These programs exist as partnerships between a college and a dental school, which are sometimes but not always attached to the same university. Acceptance to the program gets you into the college, though not automatically accepted into the dental school. If your grades (and in some cases DAT scores) are sufficient, then you are considered by the admissions committee for the dental school, and sometimes must complete an interview.
These programs are often accelerated, taking only seven years. This can cut down on your opportunities in undergrad, and generally requires that you major in one of the sciences to make sure you can finish all your major requirements in an abbreviated time frame. That said, with careful planning, you can still enjoy classes outside your major, and even opportunities like studying abroad.
These programs usually have minimum GPAs and test scores when you apply as a high school student, though your own scores should exceed these in most cases. These are the baseline, not a guarantor of success. In addition, they want to see many of the same things dental schools want in your extracurriculars, particularly a devotion to science.
Additional essays and interviews are required to apply to these programs. These generally address why you want to go into dentistry. This makes sense, as these programs are a major commitment, and admissions officers want to make certain you know what you’re signing up for.

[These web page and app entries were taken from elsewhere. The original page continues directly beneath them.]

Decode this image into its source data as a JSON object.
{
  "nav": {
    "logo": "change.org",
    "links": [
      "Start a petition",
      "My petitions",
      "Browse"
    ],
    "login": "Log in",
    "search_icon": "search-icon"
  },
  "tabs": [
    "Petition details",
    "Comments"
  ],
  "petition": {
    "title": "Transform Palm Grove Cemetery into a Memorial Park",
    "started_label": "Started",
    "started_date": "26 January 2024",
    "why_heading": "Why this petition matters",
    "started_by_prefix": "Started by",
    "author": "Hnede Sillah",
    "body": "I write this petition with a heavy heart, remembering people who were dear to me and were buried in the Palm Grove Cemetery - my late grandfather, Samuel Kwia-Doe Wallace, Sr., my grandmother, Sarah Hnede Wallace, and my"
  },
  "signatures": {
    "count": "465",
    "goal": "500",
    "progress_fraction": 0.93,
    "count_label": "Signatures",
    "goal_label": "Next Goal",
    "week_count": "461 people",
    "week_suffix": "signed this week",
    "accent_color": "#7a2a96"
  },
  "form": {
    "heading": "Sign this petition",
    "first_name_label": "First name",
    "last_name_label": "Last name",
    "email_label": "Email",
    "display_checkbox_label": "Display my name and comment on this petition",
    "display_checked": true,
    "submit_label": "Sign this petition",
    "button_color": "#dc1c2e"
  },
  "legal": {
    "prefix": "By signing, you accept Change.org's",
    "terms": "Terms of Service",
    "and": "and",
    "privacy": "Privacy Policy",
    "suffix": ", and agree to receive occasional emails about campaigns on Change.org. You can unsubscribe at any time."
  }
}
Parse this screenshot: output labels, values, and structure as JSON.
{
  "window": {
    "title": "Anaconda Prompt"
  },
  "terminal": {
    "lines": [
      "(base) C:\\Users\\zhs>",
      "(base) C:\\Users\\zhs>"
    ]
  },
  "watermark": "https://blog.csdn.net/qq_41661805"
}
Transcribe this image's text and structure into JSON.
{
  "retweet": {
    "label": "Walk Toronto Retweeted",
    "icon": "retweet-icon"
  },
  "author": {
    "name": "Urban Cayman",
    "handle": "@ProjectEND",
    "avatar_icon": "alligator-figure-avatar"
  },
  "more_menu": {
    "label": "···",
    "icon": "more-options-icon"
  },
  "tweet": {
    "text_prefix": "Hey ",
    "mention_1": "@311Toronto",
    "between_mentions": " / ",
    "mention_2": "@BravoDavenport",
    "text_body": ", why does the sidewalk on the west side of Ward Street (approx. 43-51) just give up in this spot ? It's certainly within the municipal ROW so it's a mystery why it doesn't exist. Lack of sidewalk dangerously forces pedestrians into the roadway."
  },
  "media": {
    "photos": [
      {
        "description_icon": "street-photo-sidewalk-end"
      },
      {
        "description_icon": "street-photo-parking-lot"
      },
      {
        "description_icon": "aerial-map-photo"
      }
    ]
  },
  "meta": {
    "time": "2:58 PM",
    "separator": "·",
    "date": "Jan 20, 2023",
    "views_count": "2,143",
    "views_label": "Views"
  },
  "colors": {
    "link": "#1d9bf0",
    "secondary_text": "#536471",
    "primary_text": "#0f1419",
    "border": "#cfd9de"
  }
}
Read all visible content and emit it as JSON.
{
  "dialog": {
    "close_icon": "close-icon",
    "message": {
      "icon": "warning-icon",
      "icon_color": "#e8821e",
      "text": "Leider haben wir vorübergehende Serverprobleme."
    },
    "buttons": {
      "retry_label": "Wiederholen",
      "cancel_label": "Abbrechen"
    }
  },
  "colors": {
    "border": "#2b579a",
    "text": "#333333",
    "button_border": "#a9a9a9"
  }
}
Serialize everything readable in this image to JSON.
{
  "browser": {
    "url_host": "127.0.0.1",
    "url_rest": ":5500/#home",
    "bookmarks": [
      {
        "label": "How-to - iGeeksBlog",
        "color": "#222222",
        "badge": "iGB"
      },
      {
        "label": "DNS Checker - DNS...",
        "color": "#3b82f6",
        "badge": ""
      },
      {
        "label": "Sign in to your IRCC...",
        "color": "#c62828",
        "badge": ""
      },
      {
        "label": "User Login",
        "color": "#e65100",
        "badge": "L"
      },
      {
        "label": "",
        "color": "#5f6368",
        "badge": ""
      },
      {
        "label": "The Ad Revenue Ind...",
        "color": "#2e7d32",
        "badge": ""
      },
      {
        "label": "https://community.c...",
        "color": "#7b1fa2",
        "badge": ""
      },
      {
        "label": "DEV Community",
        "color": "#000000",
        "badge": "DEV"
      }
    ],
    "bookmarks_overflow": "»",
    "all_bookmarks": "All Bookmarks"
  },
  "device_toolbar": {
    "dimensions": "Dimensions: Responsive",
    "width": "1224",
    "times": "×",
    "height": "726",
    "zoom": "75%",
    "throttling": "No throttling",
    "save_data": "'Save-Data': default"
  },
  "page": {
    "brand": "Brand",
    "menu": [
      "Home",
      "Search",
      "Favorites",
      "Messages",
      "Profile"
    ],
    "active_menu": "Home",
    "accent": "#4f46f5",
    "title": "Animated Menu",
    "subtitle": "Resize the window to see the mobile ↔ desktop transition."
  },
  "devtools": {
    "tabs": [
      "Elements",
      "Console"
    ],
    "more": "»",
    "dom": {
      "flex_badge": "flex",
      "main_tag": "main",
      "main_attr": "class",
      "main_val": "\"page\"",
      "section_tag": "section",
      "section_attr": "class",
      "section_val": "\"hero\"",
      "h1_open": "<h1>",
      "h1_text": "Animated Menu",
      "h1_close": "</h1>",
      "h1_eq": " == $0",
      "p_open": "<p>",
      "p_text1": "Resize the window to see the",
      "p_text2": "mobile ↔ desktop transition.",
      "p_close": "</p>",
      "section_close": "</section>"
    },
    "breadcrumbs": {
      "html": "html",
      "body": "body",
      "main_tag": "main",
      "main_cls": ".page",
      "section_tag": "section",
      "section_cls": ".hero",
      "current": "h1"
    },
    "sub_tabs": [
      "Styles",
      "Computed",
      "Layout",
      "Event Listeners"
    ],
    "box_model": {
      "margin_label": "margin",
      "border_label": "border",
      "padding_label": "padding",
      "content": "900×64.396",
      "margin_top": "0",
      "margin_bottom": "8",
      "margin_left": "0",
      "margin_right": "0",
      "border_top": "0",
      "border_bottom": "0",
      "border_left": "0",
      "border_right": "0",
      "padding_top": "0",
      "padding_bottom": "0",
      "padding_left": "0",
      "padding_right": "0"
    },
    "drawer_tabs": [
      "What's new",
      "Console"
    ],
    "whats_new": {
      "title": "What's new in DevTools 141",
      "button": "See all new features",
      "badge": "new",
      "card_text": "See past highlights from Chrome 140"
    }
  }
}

In general, we recommend you apply to these programs only if you are certain that you want to pursue a career in dentistry. If you do, then they are a great opportunity. You should be aware of the amount of work required however, and be confident in your decision.